To get a better picture of how men in Asia Pacific, Latin America, and the Commonwealth of Independent States (CIS; Ukraine, Russia, and Kazakhstan in this study) perceive their disease, researcher from GlaxoSmithKline recruited 1,094 men who had self-reported BPH or prostate problems and who were taking medication for their condition.
The study, called PROBE II, also recruited 202 physicians. All participants completed questionnaires, which differed between patients and physicians.
The study showed that 61 percent of patients felt very or fairly well informed about BPH-related health problems. A group making up 19 percent of patients felt little or not at all informed.
While almost equally many physicians believed their patients were well informed, a large group, 39 percent, also believed that their patients were not very informed.
The numbers varied by countries and regions, with patients in Russia, Kazakhstan and Ukraine feeling least informed, and Australians most likely to feel well-informed.
Most patients discovered they had BPH when reporting symptoms rather than in routine examinations. Most patients, 69 percent, consulted a doctor once they discovered BPH symptoms after waiting for an average of three weeks. Nearly one-fifth of patients said they felt embarrassed to talk about their condition.
More than two-thirds of physicians surveyed, on the other hand, felt that it would be valuable to raise awareness of BPH and LUTS, and to encourage men to seek care when noticing symptoms.
Patients had consulted specialist doctors in 80 percent of cases, with men from the CIS most likely to do so. But men in Asia Pacific, excluding Australia, were more likely to consult internet chat, social or church groups, or telephone help lines.
Most patients reported in the survey that specialist doctors were more helpful than family physicians, and 45 percent also said it was extremely or very helpful to speak to their spouse or partner.
About a quarter of patients said the condition had a major impact on their quality of life. Physicians were often less likely than patients to rate any specific symptom as severe.
As many as 69 percent of patients in the survey were satisfied with the treatment offered, with the largest satisfaction among patients treated with alpha-blockers and 5-alpha reductase inhibitors, either alone or in combination.
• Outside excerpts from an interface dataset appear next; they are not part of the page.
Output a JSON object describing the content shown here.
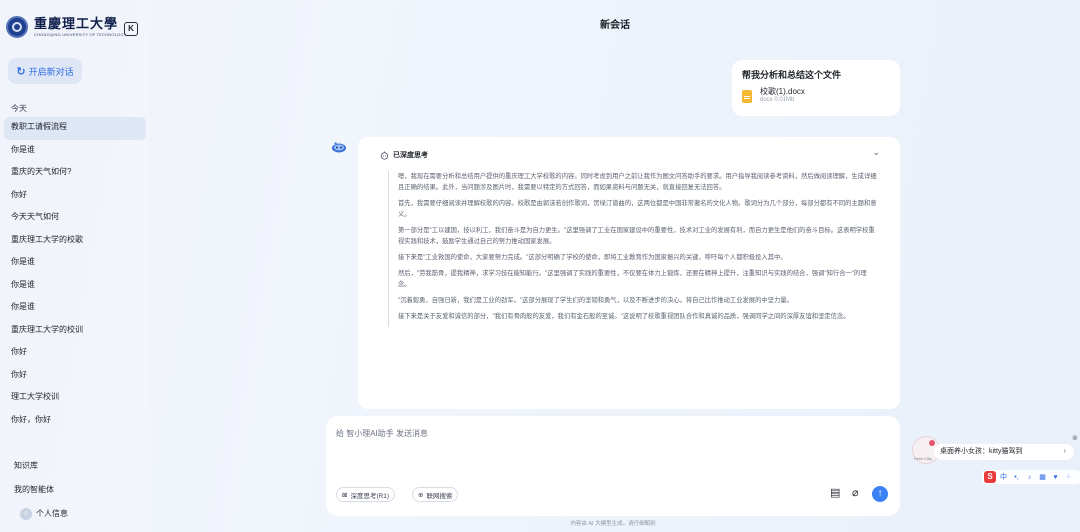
{
  "sidebar": {
    "logo_cn": "重慶理工大學",
    "logo_en": "CHONGQING UNIVERSITY OF TECHNOLOGY",
    "new_chat_label": "开启新对话",
    "group_today": "今天",
    "history": [
      "教职工请假流程",
      "你是谁",
      "重庆的天气如何?",
      "你好",
      "今天天气如何",
      "重庆理工大学的校歌",
      "你是谁",
      "你是谁",
      "你是谁",
      "重庆理工大学的校训",
      "你好",
      "你好",
      "理工大学校训",
      "你好，你好"
    ],
    "knowledge_base": "知识库",
    "my_agent": "我的智能体",
    "profile": "个人信息"
  },
  "header": {
    "title": "新会话"
  },
  "user_message": {
    "text": "帮我分析和总结这个文件",
    "file_name": "校歌(1).docx",
    "file_meta": "docx  0.01Mb"
  },
  "thinking": {
    "label": "已深度思考",
    "paragraphs": [
      "嗯，我现在需要分析和总结用户提供的重庆理工大学校歌的内容。同时考虑到用户之前让我作为图文问答助手的要求。用户指导我阅读参考资料，然后做阅读理解，生成详细且正确的结果。此外，当问题涉及图片时，我需要以特定的方式回答，而如果资料与问题无关，就直接回复无法回答。",
      "首先，我需要仔细阅读并理解校歌的内容。校歌是由郭沫若创作歌词，贺绿汀谱曲的，这两位都是中国非常著名的文化人物。歌词分为几个部分，每部分都有不同的主题和意义。",
      "第一部分是\"工以建国，技以利工，我们奋斗是为自力更生。\"这里强调了工业在国家建设中的重要性，技术对工业的发展有利，而自力更生是他们的奋斗目标。这表明学校重视实践和技术，鼓励学生通过自己的努力推动国家发展。",
      "接下来是\"工业救国的使命，大家要努力完成。\"这部分明确了学校的使命，即将工业教育作为国家振兴的关键，呼吁每个人都积极投入其中。",
      "然后，\"劳我筋骨，提我精神，求学习技在能知能行。\"这里强调了实践的重要性，不仅要在体力上锻炼，还要在精神上提升，注重知识与实践的结合，强调\"知行合一\"的理念。",
      "\"沉着毅勇，自强日新，我们是工业的劲军。\"这部分展现了学生们的坚韧和勇气，以及不断进步的决心。将自己比作推动工业发展的中坚力量。",
      "接下来是关于友爱和诚信的部分，\"我们有骨肉般的友爱，我们有金石般的至诚。\"这说明了校歌重视团队合作和真诚的品质，强调同学之间的深厚友谊和坚定信念。"
    ]
  },
  "input": {
    "placeholder": "给 智小理AI助手 发送消息",
    "deep_think_label": "深度思考(R1)",
    "web_search_label": "联网搜索"
  },
  "footer_note": "内容由 AI 大模型生成，请仔细甄别",
  "desktop": {
    "kitty_label": "Hello Kitty",
    "kitty_text": "桌面养小女孩：kitty猫驾到",
    "ime_char": "中"
  },
  "colors": {
    "accent": "#2f6de5",
    "send_button": "#3b82f6",
    "file_icon": "#f5b831"
  }
}
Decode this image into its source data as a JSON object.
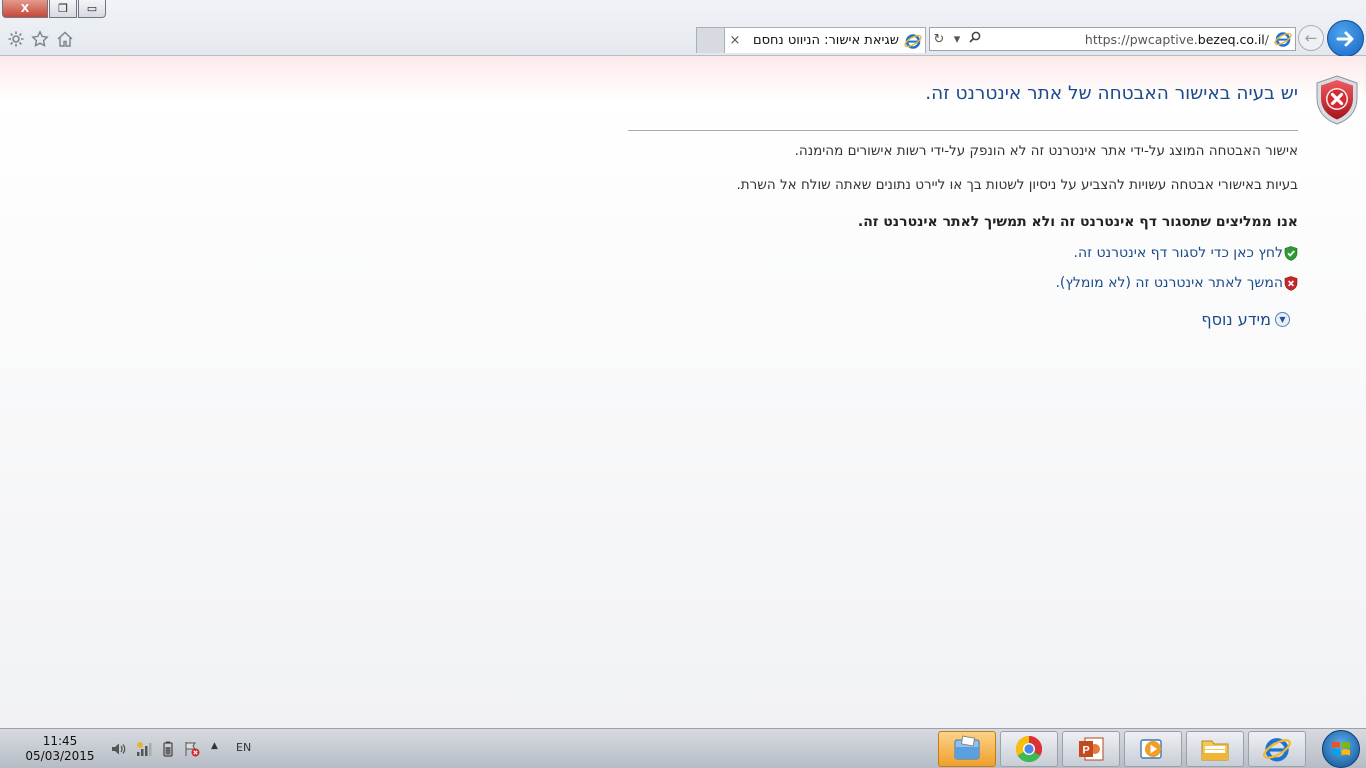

Also, physicians showed the most satisfaction with the two drugs, and more than half mentioned that they thought treatment adherence to be extremely important.
The survey found that patients were willing to wait for a long time for symptoms to get better to avoid the risk of surgery. Most physicians also noted that patients were very concerned about surgery, and 72 percent mentioned that patients were concerned about acute urinary retention.